──────── Provided data ────────
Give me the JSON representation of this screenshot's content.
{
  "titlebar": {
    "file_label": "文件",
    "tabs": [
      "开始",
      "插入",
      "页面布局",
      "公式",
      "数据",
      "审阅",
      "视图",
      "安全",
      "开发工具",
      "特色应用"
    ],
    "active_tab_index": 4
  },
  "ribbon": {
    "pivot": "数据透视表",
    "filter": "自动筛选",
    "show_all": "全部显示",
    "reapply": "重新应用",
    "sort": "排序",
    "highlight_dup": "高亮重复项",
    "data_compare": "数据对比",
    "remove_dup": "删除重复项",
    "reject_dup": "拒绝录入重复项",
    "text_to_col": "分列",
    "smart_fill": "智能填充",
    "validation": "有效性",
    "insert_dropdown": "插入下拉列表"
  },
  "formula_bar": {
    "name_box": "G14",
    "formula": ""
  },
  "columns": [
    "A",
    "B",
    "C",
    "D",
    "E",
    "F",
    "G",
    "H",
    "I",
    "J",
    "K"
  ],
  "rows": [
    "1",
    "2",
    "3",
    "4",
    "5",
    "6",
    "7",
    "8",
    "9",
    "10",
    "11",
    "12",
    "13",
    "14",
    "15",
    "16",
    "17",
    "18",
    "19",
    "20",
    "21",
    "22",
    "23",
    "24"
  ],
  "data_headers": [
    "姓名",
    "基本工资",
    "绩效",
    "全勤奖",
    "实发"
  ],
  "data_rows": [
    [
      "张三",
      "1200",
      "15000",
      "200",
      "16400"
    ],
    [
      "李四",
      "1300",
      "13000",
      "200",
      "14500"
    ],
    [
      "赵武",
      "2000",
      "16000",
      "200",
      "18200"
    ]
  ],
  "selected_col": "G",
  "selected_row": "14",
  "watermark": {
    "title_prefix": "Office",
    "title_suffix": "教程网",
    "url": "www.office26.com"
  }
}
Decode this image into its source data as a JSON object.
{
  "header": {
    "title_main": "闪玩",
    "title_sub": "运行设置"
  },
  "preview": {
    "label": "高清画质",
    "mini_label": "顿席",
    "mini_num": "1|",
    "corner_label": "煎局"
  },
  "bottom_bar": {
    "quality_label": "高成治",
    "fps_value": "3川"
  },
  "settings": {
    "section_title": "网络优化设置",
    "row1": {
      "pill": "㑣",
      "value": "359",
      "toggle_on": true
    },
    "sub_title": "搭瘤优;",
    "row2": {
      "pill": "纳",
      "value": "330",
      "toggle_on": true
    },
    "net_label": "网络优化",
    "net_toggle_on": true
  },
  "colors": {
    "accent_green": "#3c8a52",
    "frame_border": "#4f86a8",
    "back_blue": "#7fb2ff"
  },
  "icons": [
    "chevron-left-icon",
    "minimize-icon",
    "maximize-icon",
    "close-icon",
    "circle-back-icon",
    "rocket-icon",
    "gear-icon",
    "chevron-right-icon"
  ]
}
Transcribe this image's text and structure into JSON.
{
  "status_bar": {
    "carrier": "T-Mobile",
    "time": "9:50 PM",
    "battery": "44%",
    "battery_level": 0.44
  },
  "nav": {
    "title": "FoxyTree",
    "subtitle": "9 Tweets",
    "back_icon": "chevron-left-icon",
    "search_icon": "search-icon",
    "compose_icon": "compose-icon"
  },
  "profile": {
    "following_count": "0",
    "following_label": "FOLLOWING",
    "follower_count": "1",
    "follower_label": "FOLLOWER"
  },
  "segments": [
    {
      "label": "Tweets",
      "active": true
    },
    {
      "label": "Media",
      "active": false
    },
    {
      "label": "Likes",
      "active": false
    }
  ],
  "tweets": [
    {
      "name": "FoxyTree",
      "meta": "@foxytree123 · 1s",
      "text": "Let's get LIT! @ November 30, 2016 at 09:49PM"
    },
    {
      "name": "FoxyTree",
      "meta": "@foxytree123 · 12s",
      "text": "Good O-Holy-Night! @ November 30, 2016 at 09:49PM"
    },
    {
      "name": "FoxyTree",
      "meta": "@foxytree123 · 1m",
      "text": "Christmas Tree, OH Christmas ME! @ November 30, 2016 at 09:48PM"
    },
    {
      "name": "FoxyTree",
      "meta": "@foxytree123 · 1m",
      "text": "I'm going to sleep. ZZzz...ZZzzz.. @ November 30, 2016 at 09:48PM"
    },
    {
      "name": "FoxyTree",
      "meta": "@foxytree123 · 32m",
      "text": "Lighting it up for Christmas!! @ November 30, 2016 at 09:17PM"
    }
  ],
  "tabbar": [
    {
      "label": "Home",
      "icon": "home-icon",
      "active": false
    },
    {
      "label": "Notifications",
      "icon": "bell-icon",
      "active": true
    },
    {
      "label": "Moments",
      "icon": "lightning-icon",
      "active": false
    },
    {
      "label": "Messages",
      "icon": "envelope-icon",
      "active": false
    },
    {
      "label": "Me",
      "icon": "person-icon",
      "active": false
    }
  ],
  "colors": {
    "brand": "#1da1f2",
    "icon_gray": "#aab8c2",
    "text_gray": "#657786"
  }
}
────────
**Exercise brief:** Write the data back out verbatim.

**Solution to this problem:**
Give me the JSON representation of this screenshot's content.
{
  "titlebar": {
    "file_label": "文件",
    "tabs": [
      "开始",
      "插入",
      "页面布局",
      "公式",
      "数据",
      "审阅",
      "视图",
      "安全",
      "开发工具",
      "特色应用"
    ],
    "active_tab_index": 4
  },
  "ribbon": {
    "pivot": "数据透视表",
    "filter": "自动筛选",
    "show_all": "全部显示",
    "reapply": "重新应用",
    "sort": "排序",
    "highlight_dup": "高亮重复项",
    "data_compare": "数据对比",
    "remove_dup": "删除重复项",
    "reject_dup": "拒绝录入重复项",
    "text_to_col": "分列",
    "smart_fill": "智能填充",
    "validation": "有效性",
    "insert_dropdown": "插入下拉列表"
  },
  "formula_bar": {
    "name_box": "G14",
    "formula": ""
  },
  "columns": [
    "A",
    "B",
    "C",
    "D",
    "E",
    "F",
    "G",
    "H",
    "I",
    "J",
    "K"
  ],
  "rows": [
    "1",
    "2",
    "3",
    "4",
    "5",
    "6",
    "7",
    "8",
    "9",
    "10",
    "11",
    "12",
    "13",
    "14",
    "15",
    "16",
    "17",
    "18",
    "19",
    "20",
    "21",
    "22",
    "23",
    "24"
  ],
  "data_headers": [
    "姓名",
    "基本工资",
    "绩效",
    "全勤奖",
    "实发"
  ],
  "data_rows": [
    [
      "张三",
      "1200",
      "15000",
      "200",
      "16400"
    ],
    [
      "李四",
      "1300",
      "13000",
      "200",
      "14500"
    ],
    [
      "赵武",
      "2000",
      "16000",
      "200",
      "18200"
    ]
  ],
  "selected_col": "G",
  "selected_row": "14",
  "watermark": {
    "title_prefix": "Office",
    "title_suffix": "教程网",
    "url": "www.office26.com"
  }
}
Decode this image into its source data as a JSON object.
{
  "header": {
    "title_main": "闪玩",
    "title_sub": "运行设置"
  },
  "preview": {
    "label": "高清画质",
    "mini_label": "顿席",
    "mini_num": "1|",
    "corner_label": "煎局"
  },
  "bottom_bar": {
    "quality_label": "高成治",
    "fps_value": "3川"
  },
  "settings": {
    "section_title": "网络优化设置",
    "row1": {
      "pill": "㑣",
      "value": "359",
      "toggle_on": true
    },
    "sub_title": "搭瘤优;",
    "row2": {
      "pill": "纳",
      "value": "330",
      "toggle_on": true
    },
    "net_label": "网络优化",
    "net_toggle_on": true
  },
  "colors": {
    "accent_green": "#3c8a52",
    "frame_border": "#4f86a8",
    "back_blue": "#7fb2ff"
  },
  "icons": [
    "chevron-left-icon",
    "minimize-icon",
    "maximize-icon",
    "close-icon",
    "circle-back-icon",
    "rocket-icon",
    "gear-icon",
    "chevron-right-icon"
  ]
}
Transcribe this image's text and structure into JSON.
{
  "status_bar": {
    "carrier": "T-Mobile",
    "time": "9:50 PM",
    "battery": "44%",
    "battery_level": 0.44
  },
  "nav": {
    "title": "FoxyTree",
    "subtitle": "9 Tweets",
    "back_icon": "chevron-left-icon",
    "search_icon": "search-icon",
    "compose_icon": "compose-icon"
  },
  "profile": {
    "following_count": "0",
    "following_label": "FOLLOWING",
    "follower_count": "1",
    "follower_label": "FOLLOWER"
  },
  "segments": [
    {
      "label": "Tweets",
      "active": true
    },
    {
      "label": "Media",
      "active": false
    },
    {
      "label": "Likes",
      "active": false
    }
  ],
  "tweets": [
    {
      "name": "FoxyTree",
      "meta": "@foxytree123 · 1s",
      "text": "Let's get LIT! @ November 30, 2016 at 09:49PM"
    },
    {
      "name": "FoxyTree",
      "meta": "@foxytree123 · 12s",
      "text": "Good O-Holy-Night! @ November 30, 2016 at 09:49PM"
    },
    {
      "name": "FoxyTree",
      "meta": "@foxytree123 · 1m",
      "text": "Christmas Tree, OH Christmas ME! @ November 30, 2016 at 09:48PM"
    },
    {
      "name": "FoxyTree",
      "meta": "@foxytree123 · 1m",
      "text": "I'm going to sleep. ZZzz...ZZzzz.. @ November 30, 2016 at 09:48PM"
    },
    {
      "name": "FoxyTree",
      "meta": "@foxytree123 · 32m",
      "text": "Lighting it up for Christmas!! @ November 30, 2016 at 09:17PM"
    }
  ],
  "tabbar": [
    {
      "label": "Home",
      "icon": "home-icon",
      "active": false
    },
    {
      "label": "Notifications",
      "icon": "bell-icon",
      "active": true
    },
    {
      "label": "Moments",
      "icon": "lightning-icon",
      "active": false
    },
    {
      "label": "Messages",
      "icon": "envelope-icon",
      "active": false
    },
    {
      "label": "Me",
      "icon": "person-icon",
      "active": false
    }
  ],
  "colors": {
    "brand": "#1da1f2",
    "icon_gray": "#aab8c2",
    "text_gray": "#657786"
  }
}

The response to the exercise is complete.